Sunday, July 26, 2009

Data Infrastructure

Not game related

Recently I've been thinking about data infrastructure. Like your house has pipes and wires and vents, individuals are extending themselves using a data infrastructure that allows them to wrangle important data while offloading the boring, fiddly part.

Anyone reading this has a significant data infrastructure. We have vast stockpiles of sessions, cookies, login names, emails, and so forth. While these seem like passive storehouses of data, the truth is that programs are constantly accessing those storehouses and applying that data. While we may not personally use the infrastructure, it's there.

Working with systems that produce vast amounts of data is my day job, and in those situations the data infrastructure is much more significant. 99% of the data that is pumped into the database will never be seen by a human, but it is piped through an infrastructure and transformed into human-useful form through complex transforms.

This sort of data infrastructure is going to get more and more common as individuals start realizing that they want to monitor vast amounts of data without needing to manhandle all of it. For example, how many more years will it be before many people have a health monitor that scans their body's overall health on a day-to-day or even hour-to-hour or minute-to-minute basis? Simply looking down and seeing the present situation is useful, but to really be useful it has to have a history of data on you and the ability to determine what kind of changes mean what kind of things.

Not just health data: I can think of literally dozens of things that could pump data into our "data bloodstream". Power production and use. City contamination or health. Whereabouts of your friends and what instant-community events are around. Data trade on solving evolutionary programming problems. Or maybe that last one's just me.

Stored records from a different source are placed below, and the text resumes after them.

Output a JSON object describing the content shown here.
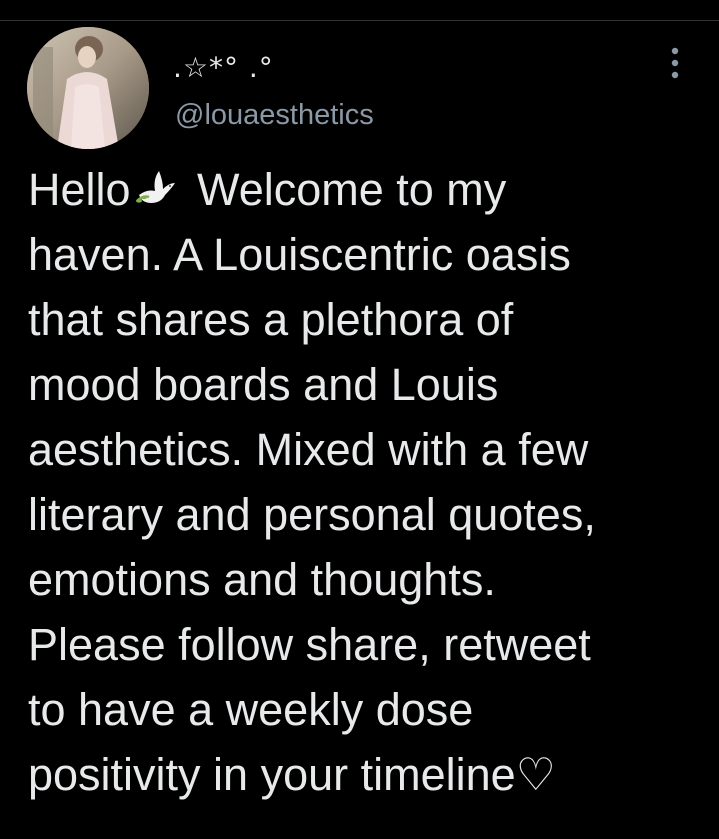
{
  "tweet": {
    "display_name": ".☆*° .°",
    "handle": "@louaesthetics",
    "text_before_icon": "Hello",
    "icon": "dove-icon",
    "text_after_icon": " Welcome to my\nhaven. A Louiscentric oasis\nthat shares a plethora of\nmood boards and Louis\naesthetics. Mixed with a few\nliterary and personal quotes,\nemotions and thoughts.\nPlease follow share, retweet\nto have a weekly dose\npositivity in your timeline♡",
    "more_icon": "more-vertical-icon"
  },
  "colors": {
    "background": "#000000",
    "text": "#e7e9ea",
    "secondary_text": "#8b98a5",
    "divider": "#2f3336"
  }
}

The point is that we'll be developing more and more autonomous computing systems just to support the kind of monitoring we want to do. Figuratively, we're expanding our senses and memories to new areas.

I think its safe to say that many of the things we do manually today will be done automatically tomorrow. Like choosing backgrounds for your computer screens, or skipping boring tweets, or looking for interesting news.I even think we'll probably see a new kind of programming language which is far smarter about determining what you want to accomplish and the best way to accomplish it.

Not just data will be wrangled, though. I imagine that in a decade or two, when I walk into a coffee shop, my computer will figure out exactly how much caffeine I need and what other additives I'll want in my espresso... and order it for me.

What do you think?


Ellipsis said...

Of course there's an important caveat - just because something's more efficient doesn't mean people will actually use it.

Choosing desktop backgrounds is a solid example where I might simply want to manually look through a big pile of images, experiment with them, crop them, etc., until I have a background I'm happy with, because that makes it a kind of self-expression.

Similarly, I might simply not be in the mood for whatever my computer expects me to want at the coffee shop. Unless you're talking about a computer that can tell what I'm in the "mood" for, in which case I don't think a couple decades is a likely timeline.

Skipping boring tweets, though? That's definitely the future.

Craig Perko said...

Well, I'm not against not using these things, but I'm also not against not using email. Once something becomes extremely efficient, everyone will use it. The things we're used to doing - and even enjoying - will change in the same way that most people don't write actual letters any more.

I think that it's not at all difficult for computers perhaps five years from now to tell your mood. A simple webcam with some expression-deciphering software is within our grasp now, and I can't imagine it will stay under the surface for too much longer.

I just think we'll see a pretty radical change in the next ten years.

Ellipsis said...

Well there's a difference between telling if I'm happy or sad and whether I want a latte or a mocha (probably), and if it's not perfect at telling what I want, telling it not to order for me is just as much effort as ordering was for me in the first place.

In the case of email, the difference in convenience is huge, not just because you don't need to hand-write, but because your message arrives nearly instantaneously. With that kind of value, any technology will be adopted, but I'm not sure that organizing things for me which I can do now in a couple minutes on my own represents the same kind of value.

But we will probably see some radical changes soon, and maybe I'll be proven wrong.